The lines between some word pairs like suit and suite, motive and motif, are beginning to blur. Here are six such pairs that may be worth your attention.
As a noun, suit can be a suit of clothing or a legal action. Card players speak of the suits of hearts, spades, diamonds, and clubs. Older speakers may still inject a /y/ sound, /syut/, just as some speakers still pronounce duke as /dyuk/ and not /dook/, but most Americans probably pronounce suit as /soot/.
The word suite is pronounced /sweet/. This word refers to things that form a series or a group: a suite of rooms, a suite of furniture, a suite of software applications, a queen’s retinue. A collection of songs or melodies somehow related is called a suite.
The most common use of the noun tack /tak/ is to refer a small pointed fastener. As a verb, tack is the action of nailing or pressing a tack into place. Tack has other, specialized meanings for sailors, seamstresses, and equestrians.
Tact /takt/ is a noun meaning diplomacy on a personal level. Derived from the Latin word for “touch, ” tact is a sensitive, gentle touch in dealing with people. For example–excepting teachers at work and parents bringing up children–the tactful person does not attempt to correct the pronunciation or grammar of others.
Track /trak/ as a noun can mean a path, or traces of the passage of an animal, person, or vehicle. We speak of race tracks and running tracks.
Tract /trakt/ has two common meanings: 1. a portion of land, 2. a type of religious writing. Ex. The Wilsons have bought a tract in the new housing development. Rev. Abercrombie has written a tract on the subject of Original Sin.
A tenant /ten ent/ is one who rents from a landlord. Ex. Jones requires three references from all his tenants.
A tenet /ten et/ is an article of belief. Ex. A tenet of that man’s religion is that women were created to serve men.
Wet /wet/ as an adjective is the opposite of dry. As a verb, wet means to moisten, to make wet.
Whet /whet/ is a verb meaning to sharpen. One whets a knife against a whetstone in order to sharpen the edge. Figuratively we can say that the aroma of baking bread whets our appetite.
NOTE: Many American speakers of English make no distinction between the phonograms /w/ and /wh/. The /wh/ sound has an aspirate quality, as if one were blowing out a candle.

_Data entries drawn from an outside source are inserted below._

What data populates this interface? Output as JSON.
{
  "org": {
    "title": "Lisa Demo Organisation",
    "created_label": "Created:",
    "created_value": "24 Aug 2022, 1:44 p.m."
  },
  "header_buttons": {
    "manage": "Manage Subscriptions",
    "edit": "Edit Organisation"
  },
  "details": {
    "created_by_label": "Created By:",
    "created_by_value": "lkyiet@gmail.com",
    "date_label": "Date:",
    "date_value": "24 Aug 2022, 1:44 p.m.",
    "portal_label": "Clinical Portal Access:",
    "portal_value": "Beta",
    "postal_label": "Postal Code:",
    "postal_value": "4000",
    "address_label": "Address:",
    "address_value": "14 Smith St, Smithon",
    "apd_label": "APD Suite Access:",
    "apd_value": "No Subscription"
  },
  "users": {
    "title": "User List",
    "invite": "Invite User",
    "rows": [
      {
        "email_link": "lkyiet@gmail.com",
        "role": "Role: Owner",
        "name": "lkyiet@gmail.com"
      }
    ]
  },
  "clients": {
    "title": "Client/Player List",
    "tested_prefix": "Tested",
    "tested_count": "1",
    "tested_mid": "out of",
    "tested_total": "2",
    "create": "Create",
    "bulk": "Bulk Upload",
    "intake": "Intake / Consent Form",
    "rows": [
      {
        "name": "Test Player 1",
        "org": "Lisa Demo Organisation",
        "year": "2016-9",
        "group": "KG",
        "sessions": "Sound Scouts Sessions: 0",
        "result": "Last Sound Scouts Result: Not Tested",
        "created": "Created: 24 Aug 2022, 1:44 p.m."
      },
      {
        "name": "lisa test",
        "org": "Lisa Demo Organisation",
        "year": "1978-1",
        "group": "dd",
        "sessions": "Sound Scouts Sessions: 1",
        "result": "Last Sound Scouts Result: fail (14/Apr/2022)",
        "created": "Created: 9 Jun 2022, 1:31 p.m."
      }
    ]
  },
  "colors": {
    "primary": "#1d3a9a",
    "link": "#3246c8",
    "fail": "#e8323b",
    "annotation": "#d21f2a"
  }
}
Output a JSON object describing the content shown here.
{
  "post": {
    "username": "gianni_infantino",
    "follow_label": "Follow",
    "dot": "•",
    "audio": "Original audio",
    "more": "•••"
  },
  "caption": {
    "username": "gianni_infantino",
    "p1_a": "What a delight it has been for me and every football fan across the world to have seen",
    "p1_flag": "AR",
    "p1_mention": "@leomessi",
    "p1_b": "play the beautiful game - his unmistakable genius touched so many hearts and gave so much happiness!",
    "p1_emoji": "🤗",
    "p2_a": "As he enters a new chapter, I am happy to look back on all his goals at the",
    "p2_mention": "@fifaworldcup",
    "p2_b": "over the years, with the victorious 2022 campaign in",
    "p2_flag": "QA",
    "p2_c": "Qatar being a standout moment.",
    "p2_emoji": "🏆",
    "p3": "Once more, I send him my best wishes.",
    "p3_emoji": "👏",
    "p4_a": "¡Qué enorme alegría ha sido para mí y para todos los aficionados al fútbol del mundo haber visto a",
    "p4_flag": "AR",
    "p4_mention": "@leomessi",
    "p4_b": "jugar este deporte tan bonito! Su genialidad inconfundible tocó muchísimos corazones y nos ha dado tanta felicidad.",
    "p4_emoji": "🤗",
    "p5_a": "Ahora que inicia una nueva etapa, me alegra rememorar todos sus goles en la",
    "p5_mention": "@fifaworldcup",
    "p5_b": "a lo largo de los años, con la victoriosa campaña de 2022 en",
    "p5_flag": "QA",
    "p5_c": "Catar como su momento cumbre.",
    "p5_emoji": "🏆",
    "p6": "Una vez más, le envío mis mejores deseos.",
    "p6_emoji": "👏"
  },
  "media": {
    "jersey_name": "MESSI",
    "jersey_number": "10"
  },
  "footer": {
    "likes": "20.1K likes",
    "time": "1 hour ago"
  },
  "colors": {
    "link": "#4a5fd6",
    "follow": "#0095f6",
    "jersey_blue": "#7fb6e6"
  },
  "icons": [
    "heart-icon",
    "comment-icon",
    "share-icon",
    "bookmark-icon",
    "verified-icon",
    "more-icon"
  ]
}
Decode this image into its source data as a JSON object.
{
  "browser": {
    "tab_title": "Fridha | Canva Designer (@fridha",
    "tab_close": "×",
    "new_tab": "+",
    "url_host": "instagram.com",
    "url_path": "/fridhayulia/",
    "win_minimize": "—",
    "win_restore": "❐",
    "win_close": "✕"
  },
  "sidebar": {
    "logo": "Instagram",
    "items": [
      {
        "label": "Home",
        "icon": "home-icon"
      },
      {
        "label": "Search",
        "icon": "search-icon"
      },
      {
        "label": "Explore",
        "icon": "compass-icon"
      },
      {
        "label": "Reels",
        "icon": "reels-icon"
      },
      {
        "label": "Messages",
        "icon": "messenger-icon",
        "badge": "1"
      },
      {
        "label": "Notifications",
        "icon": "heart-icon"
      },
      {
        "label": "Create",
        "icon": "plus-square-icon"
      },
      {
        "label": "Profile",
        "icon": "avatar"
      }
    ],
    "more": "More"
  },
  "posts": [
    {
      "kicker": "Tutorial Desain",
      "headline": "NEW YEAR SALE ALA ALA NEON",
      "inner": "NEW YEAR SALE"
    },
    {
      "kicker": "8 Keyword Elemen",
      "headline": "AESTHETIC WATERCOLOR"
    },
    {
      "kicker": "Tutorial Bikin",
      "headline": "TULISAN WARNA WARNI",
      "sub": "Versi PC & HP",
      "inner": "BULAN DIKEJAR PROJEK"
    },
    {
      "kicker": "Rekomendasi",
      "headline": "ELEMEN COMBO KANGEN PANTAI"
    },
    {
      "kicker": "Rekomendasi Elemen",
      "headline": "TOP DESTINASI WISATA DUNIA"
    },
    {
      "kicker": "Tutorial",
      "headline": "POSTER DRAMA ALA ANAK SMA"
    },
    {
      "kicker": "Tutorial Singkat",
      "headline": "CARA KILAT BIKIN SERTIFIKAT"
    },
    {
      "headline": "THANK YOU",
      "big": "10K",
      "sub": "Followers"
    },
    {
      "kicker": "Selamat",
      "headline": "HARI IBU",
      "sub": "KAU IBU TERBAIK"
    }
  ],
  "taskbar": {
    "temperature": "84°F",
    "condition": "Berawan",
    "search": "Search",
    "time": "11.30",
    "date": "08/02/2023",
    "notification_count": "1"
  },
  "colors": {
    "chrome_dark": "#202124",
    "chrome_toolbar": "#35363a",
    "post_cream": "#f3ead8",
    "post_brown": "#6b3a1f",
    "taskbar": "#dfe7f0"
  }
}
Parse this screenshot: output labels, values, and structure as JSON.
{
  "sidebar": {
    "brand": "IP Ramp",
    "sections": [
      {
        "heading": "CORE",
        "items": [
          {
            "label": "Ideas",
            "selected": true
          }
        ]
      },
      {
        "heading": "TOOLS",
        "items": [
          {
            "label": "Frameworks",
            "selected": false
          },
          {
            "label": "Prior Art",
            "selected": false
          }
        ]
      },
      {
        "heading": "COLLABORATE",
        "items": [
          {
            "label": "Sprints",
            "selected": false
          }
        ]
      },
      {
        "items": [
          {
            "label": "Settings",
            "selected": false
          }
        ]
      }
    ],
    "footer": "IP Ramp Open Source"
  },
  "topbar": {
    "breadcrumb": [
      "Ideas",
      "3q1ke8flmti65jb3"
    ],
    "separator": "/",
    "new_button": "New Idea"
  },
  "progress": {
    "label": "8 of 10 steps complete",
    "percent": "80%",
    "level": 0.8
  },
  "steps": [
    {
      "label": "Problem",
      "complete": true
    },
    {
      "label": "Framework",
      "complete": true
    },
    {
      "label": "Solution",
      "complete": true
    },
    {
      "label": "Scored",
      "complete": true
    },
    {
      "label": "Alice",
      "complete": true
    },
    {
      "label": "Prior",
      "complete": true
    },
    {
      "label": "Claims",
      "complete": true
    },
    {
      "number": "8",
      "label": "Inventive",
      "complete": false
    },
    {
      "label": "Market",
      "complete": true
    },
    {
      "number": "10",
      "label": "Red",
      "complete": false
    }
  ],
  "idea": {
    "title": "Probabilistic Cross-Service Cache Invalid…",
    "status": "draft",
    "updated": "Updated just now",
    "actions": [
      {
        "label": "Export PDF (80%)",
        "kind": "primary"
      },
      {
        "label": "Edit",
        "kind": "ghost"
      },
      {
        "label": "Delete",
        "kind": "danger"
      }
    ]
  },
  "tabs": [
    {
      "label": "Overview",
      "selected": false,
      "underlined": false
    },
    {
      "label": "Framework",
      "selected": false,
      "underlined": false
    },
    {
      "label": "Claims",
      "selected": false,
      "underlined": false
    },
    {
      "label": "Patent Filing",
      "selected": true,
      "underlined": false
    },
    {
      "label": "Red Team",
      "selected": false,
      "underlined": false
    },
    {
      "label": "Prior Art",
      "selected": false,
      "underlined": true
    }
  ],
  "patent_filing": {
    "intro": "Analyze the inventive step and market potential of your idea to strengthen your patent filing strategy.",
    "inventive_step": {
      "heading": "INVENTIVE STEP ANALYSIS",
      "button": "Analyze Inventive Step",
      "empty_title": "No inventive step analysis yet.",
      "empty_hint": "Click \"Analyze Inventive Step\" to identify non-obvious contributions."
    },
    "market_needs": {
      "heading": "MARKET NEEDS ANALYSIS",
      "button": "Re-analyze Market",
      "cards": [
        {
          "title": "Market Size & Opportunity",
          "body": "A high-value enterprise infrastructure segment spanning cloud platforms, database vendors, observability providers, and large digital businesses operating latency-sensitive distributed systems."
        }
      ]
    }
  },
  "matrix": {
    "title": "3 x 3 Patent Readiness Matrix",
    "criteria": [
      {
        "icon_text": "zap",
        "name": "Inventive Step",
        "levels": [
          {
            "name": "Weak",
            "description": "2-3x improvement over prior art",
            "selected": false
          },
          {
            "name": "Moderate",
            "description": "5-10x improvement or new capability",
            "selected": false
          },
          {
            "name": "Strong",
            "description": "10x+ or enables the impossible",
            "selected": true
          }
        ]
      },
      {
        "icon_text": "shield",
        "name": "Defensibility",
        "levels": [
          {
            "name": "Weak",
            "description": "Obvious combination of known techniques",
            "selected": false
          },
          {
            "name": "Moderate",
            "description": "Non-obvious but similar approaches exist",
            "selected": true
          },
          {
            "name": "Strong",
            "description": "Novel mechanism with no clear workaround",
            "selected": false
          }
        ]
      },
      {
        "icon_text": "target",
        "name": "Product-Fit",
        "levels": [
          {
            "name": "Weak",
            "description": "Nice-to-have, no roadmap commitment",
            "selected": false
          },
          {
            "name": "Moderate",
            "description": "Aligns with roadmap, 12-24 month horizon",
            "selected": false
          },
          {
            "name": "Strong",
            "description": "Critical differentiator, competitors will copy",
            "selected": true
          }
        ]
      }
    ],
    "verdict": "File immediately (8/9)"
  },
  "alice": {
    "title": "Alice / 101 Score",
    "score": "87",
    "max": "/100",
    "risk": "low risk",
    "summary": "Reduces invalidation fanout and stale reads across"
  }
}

The sound is represented by the spelling wh in words like whale, when, whip, why, and whoa.
The days of motif /mO teef/ may be numbered. I heard a musician on NPR talking about the “blood motive” in an opera. According to Webster’s fourth definition of “motive,” her usage is permissible. Personally, I think the distinction between motive and motif is a useful one.
motive /mO tiv/: something within a person that incites him to action. Ex. Few critics can agree as to Raskolnikov’s motive in killing the pawnbroker.
motif /mO ‘teef/: a dominant idea, element, or central theme in a work of art. For example, one of the musical motifs in Bizet’s Carmen is an ominous melody that occurs during the fortune-telling scene and again when Carmen and Don Jose meet outside the bull ring. Novelists frequently employ the journey or quest as a literary motif.
2 thoughts on “CAUTION: Merging Words”
thanks! I think I am going to start putting the Y back in suit.
Could you help me with pronunciation of the merged words like
would you = woodi ya